» **PROMPT**: Restate each entry exactly, without pictures.

**** PROVIDED INFORMATION

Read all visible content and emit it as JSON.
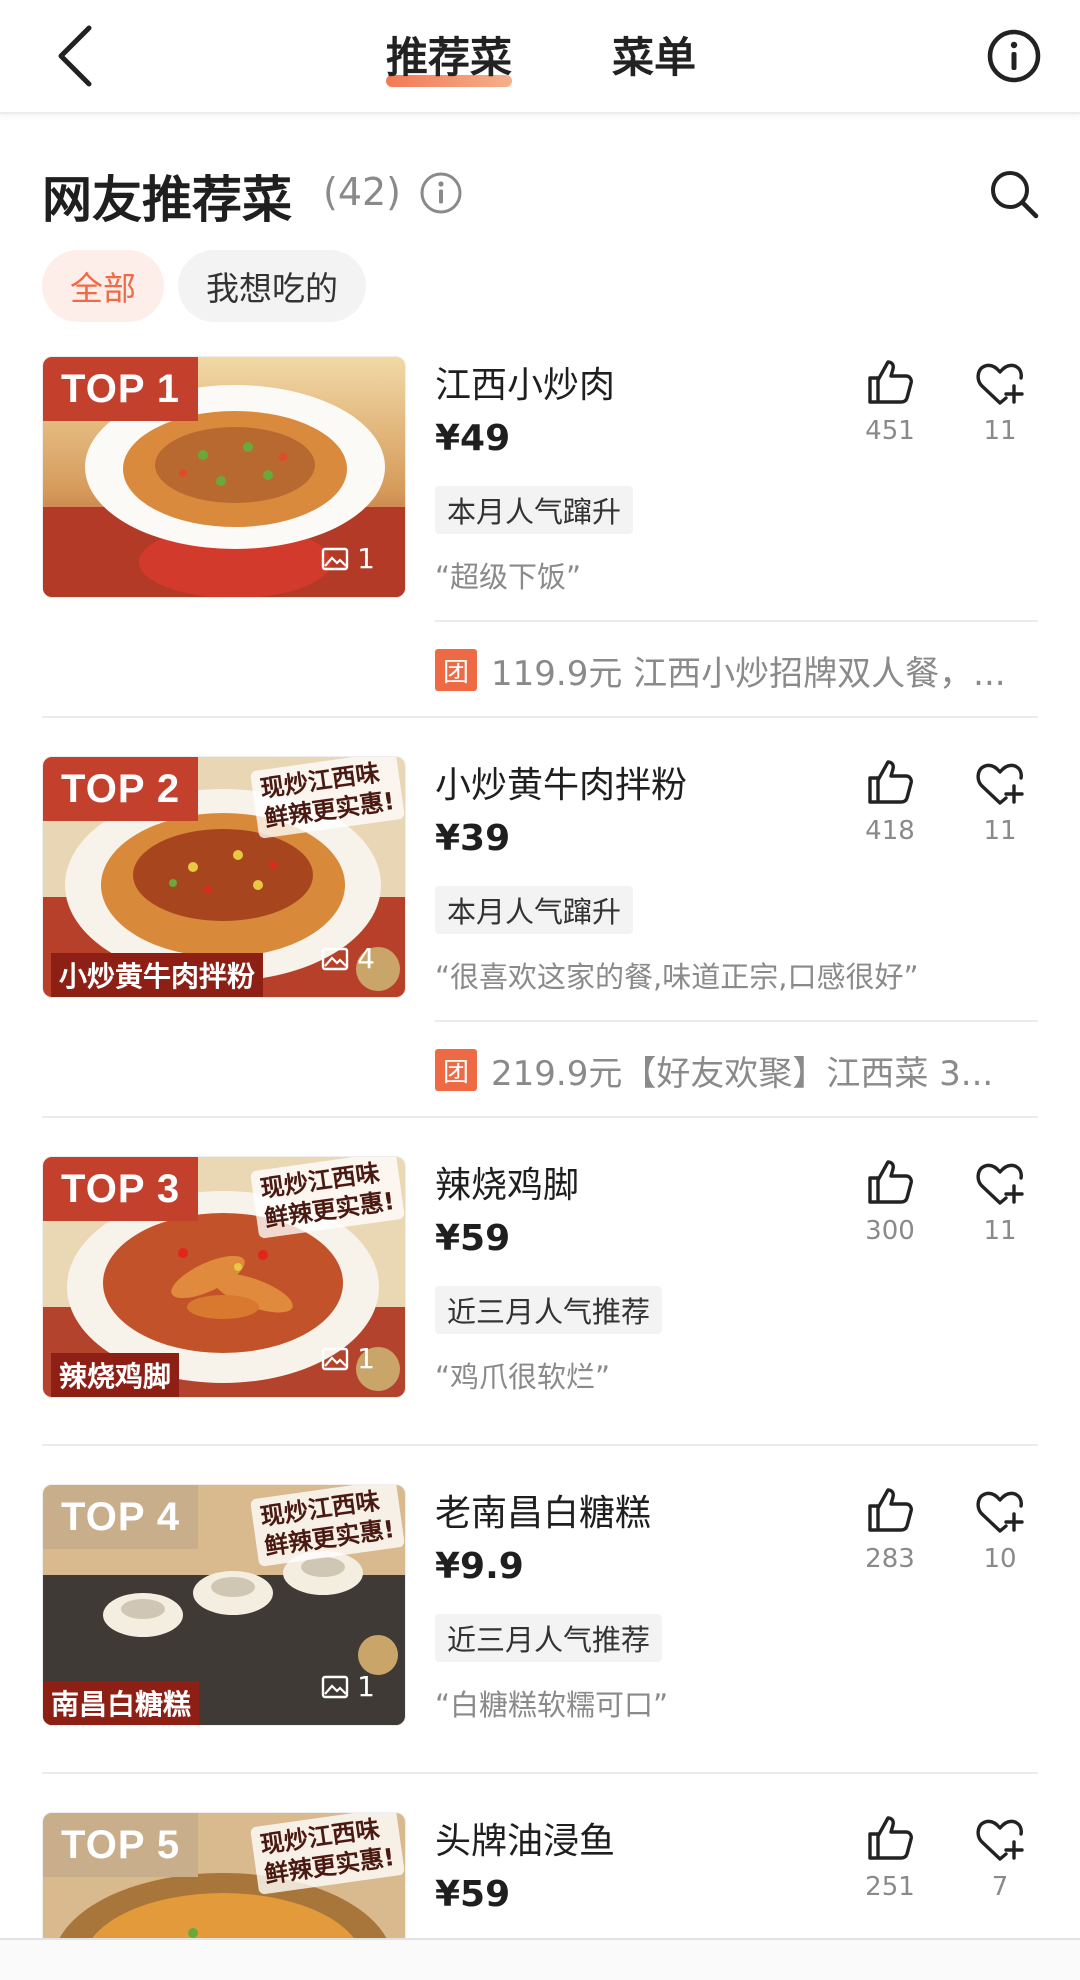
{
  "header": {
    "tab_recommend": "推荐菜",
    "tab_menu": "菜单"
  },
  "section": {
    "title": "网友推荐菜",
    "count": "(42)"
  },
  "filters": {
    "all": "全部",
    "want": "我想吃的"
  },
  "items": [
    {
      "rank": "TOP 1",
      "name": "江西小炒肉",
      "price": "¥49",
      "tag": "本月人气蹿升",
      "quote": "“超级下饭”",
      "likes": "451",
      "favs": "11",
      "image_count": "1",
      "deal": "119.9元 江西小炒招牌双人餐，..."
    },
    {
      "rank": "TOP 2",
      "name": "小炒黄牛肉拌粉",
      "price": "¥39",
      "tag": "本月人气蹿升",
      "quote": "“很喜欢这家的餐,味道正宗,口感很好”",
      "likes": "418",
      "favs": "11",
      "image_count": "4",
      "caption": "小炒黄牛肉拌粉",
      "stamp_line1": "现炒江西味",
      "stamp_line2": "鲜辣更实惠!",
      "deal": "219.9元【好友欢聚】江西菜 3..."
    },
    {
      "rank": "TOP 3",
      "name": "辣烧鸡脚",
      "price": "¥59",
      "tag": "近三月人气推荐",
      "quote": "“鸡爪很软烂”",
      "likes": "300",
      "favs": "11",
      "image_count": "1",
      "caption": "辣烧鸡脚",
      "stamp_line1": "现炒江西味",
      "stamp_line2": "鲜辣更实惠!"
    },
    {
      "rank": "TOP 4",
      "name": "老南昌白糖糕",
      "price": "¥9.9",
      "tag": "近三月人气推荐",
      "quote": "“白糖糕软糯可口”",
      "likes": "283",
      "favs": "10",
      "image_count": "1",
      "caption": "南昌白糖糕",
      "stamp_line1": "现炒江西味",
      "stamp_line2": "鲜辣更实惠!"
    },
    {
      "rank": "TOP 5",
      "name": "头牌油浸鱼",
      "price": "¥59",
      "likes": "251",
      "favs": "7",
      "stamp_line1": "现炒江西味",
      "stamp_line2": "鲜辣更实惠!"
    }
  ],
  "deal_badge": "团",
  "colors": {
    "accent": "#ef6b48",
    "badge_red": "#c3402d",
    "badge_tan": "#c8ae8b",
    "deal_badge": "#ed6a45"
  }
}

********

» **ANSWER TO THIS PROBLEM**:
Read all visible content and emit it as JSON.
{
  "header": {
    "tab_recommend": "推荐菜",
    "tab_menu": "菜单"
  },
  "section": {
    "title": "网友推荐菜",
    "count": "(42)"
  },
  "filters": {
    "all": "全部",
    "want": "我想吃的"
  },
  "items": [
    {
      "rank": "TOP 1",
      "name": "江西小炒肉",
      "price": "¥49",
      "tag": "本月人气蹿升",
      "quote": "“超级下饭”",
      "likes": "451",
      "favs": "11",
      "image_count": "1",
      "deal": "119.9元 江西小炒招牌双人餐，..."
    },
    {
      "rank": "TOP 2",
      "name": "小炒黄牛肉拌粉",
      "price": "¥39",
      "tag": "本月人气蹿升",
      "quote": "“很喜欢这家的餐,味道正宗,口感很好”",
      "likes": "418",
      "favs": "11",
      "image_count": "4",
      "caption": "小炒黄牛肉拌粉",
      "stamp_line1": "现炒江西味",
      "stamp_line2": "鲜辣更实惠!",
      "deal": "219.9元【好友欢聚】江西菜 3..."
    },
    {
      "rank": "TOP 3",
      "name": "辣烧鸡脚",
      "price": "¥59",
      "tag": "近三月人气推荐",
      "quote": "“鸡爪很软烂”",
      "likes": "300",
      "favs": "11",
      "image_count": "1",
      "caption": "辣烧鸡脚",
      "stamp_line1": "现炒江西味",
      "stamp_line2": "鲜辣更实惠!"
    },
    {
      "rank": "TOP 4",
      "name": "老南昌白糖糕",
      "price": "¥9.9",
      "tag": "近三月人气推荐",
      "quote": "“白糖糕软糯可口”",
      "likes": "283",
      "favs": "10",
      "image_count": "1",
      "caption": "南昌白糖糕",
      "stamp_line1": "现炒江西味",
      "stamp_line2": "鲜辣更实惠!"
    },
    {
      "rank": "TOP 5",
      "name": "头牌油浸鱼",
      "price": "¥59",
      "likes": "251",
      "favs": "7",
      "stamp_line1": "现炒江西味",
      "stamp_line2": "鲜辣更实惠!"
    }
  ],
  "deal_badge": "团",
  "colors": {
    "accent": "#ef6b48",
    "badge_red": "#c3402d",
    "badge_tan": "#c8ae8b",
    "deal_badge": "#ed6a45"
  }
}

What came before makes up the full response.